Turkey: Mixed week from the perspective of Turkish economic releases, as highlighted by the acceleration in Manufacturing PMI (NOV) and both Headline and Core CPI (NOV). PPI ticked down in NOV, but remains in a state of acceleration from a trending perspective. Layer on the murky juxtaposition between extremely subdued growth rates in both Household Consumption and Industrial Production (the both of which are decelerating on a trending basis) and decent Consumer Confidence and Business Confidence readings (the both of which are accelerating on a trending basis) and it’s easy to paint a confused outlook for the Turkish economy. That said, however, Turkish financial markets are clearly pricing in a #Quad3 setup over a #Quad2 outcome with the Borsa Instanbull 100 Index down -11.3% MoM, 3M Deposit Rates up +23bps MoM, 1Y OIS Spread +30bps wider MoM, 10Y Yields up +64bps MoM and the TRY down -1.1% MoM. Investment conclusion: In the absence of a high-conviction bullish fundamental outlook, we do not find it prudent to fight the market(s) here. As such, we would be underweight of Turkey.

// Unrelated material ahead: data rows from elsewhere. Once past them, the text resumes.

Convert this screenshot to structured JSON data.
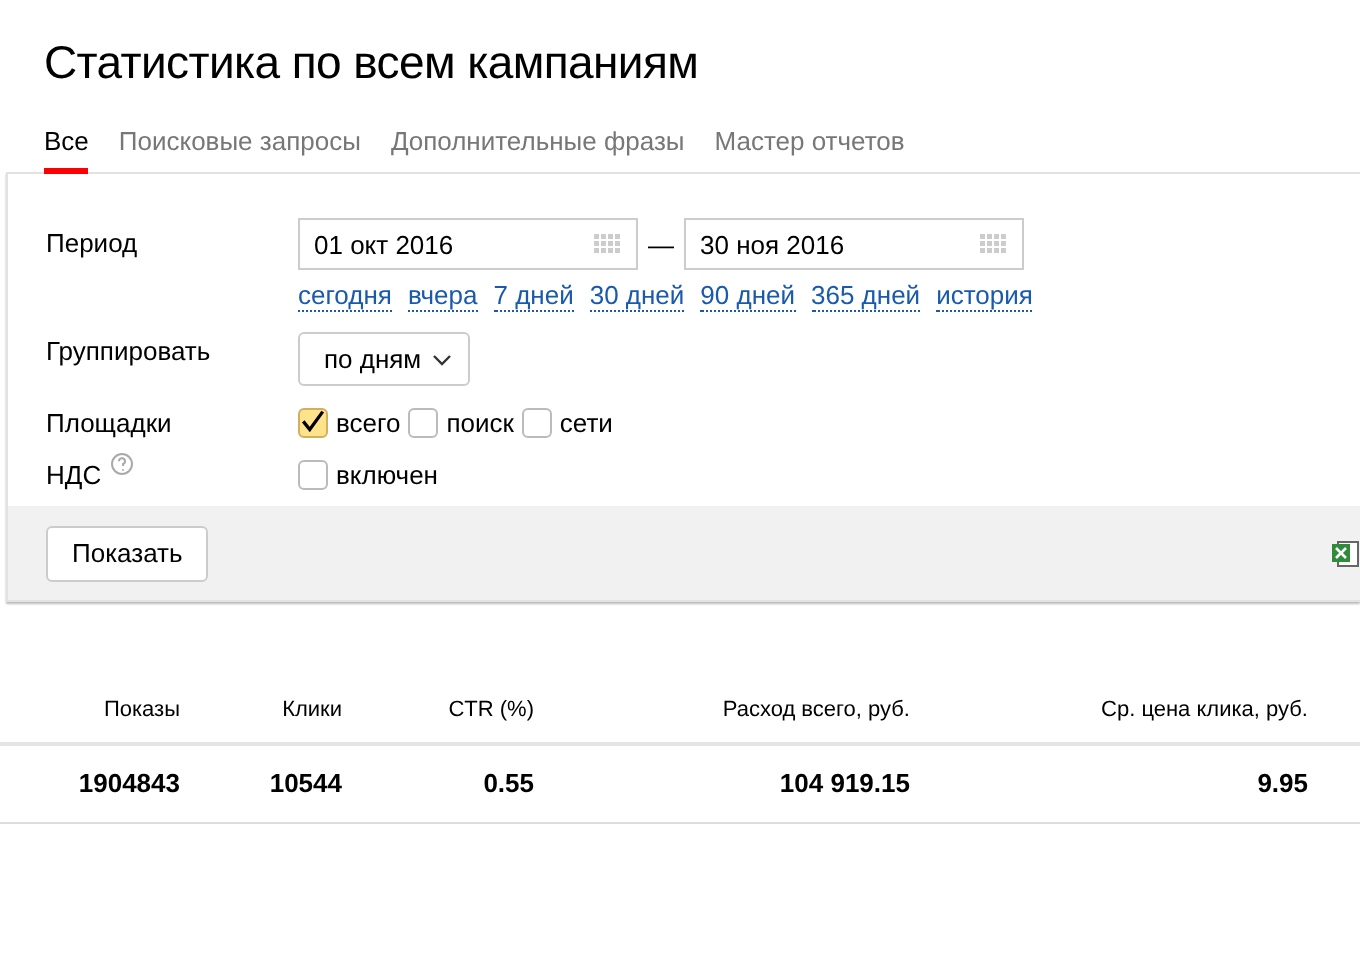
{
  "title": "Статистика по всем кампаниям",
  "tabs": [
    {
      "label": "Все",
      "selected": true
    },
    {
      "label": "Поисковые запросы",
      "selected": false
    },
    {
      "label": "Дополнительные фразы",
      "selected": false
    },
    {
      "label": "Мастер отчетов",
      "selected": false
    }
  ],
  "filters": {
    "period_label": "Период",
    "date_from": "01 окт 2016",
    "dash": "—",
    "date_to": "30 ноя 2016",
    "quick_ranges": [
      "сегодня",
      "вчера",
      "7 дней",
      "30 дней",
      "90 дней",
      "365 дней",
      "история"
    ],
    "group_label": "Группировать",
    "group_value": "по дням",
    "sites_label": "Площадки",
    "sites": [
      {
        "label": "всего",
        "checked": true
      },
      {
        "label": "поиск",
        "checked": false
      },
      {
        "label": "сети",
        "checked": false
      }
    ],
    "vat_label": "НДС",
    "vat": {
      "label": "включен",
      "checked": false
    }
  },
  "show_button": "Показать",
  "table": {
    "columns": [
      "Показы",
      "Клики",
      "CTR (%)",
      "Расход всего, руб.",
      "Ср. цена клика, руб."
    ],
    "rows": [
      [
        "1904843",
        "10544",
        "0.55",
        "104 919.15",
        "9.95"
      ]
    ]
  }
}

Mind the Data!
While our competition likes to focus solely on survey readings and diffusion indices, we continue to think investors would be far better served to apply a more holistic view of economic trends to their respective investment processes. Below we contextualize the current state of the global growth using amalgamated trends across key high-frequency indicators throughout G20 economies. The simple conclusion is that global growth continues to slow on a trending basis.
Retail Sales: On balance, growth continues to decelerate on a trending basis across the G20.
Industrial Production: On balance, the trend of decelerating growth appears to be stalling out across the G20.
Exports: On balance, growth continues to decelerate on a trending basis across the G20. We simply can't understand how any investor can arrive at the conclusion that "global growth has bottomed" when export growth is down over -8% YoY, on average, across the G20. What does the crashing trend in global trade portend about world GDP and EPS growth in 2016?
Composite PMIs: On balance, the trend of decelerating growth appears to be stalling out across the G20.
Business Confidence: On balance, growth continues to decelerate on a trending basis across the G20.
Feel free to email us with any follow-up questions and/or thought-provoking comments. The capsules above are intdened to be brief, so we're more than happy to provide additional color to the extent you'd like to dig deeper into any specific country. Enjoy the rest of your resepctive weekends!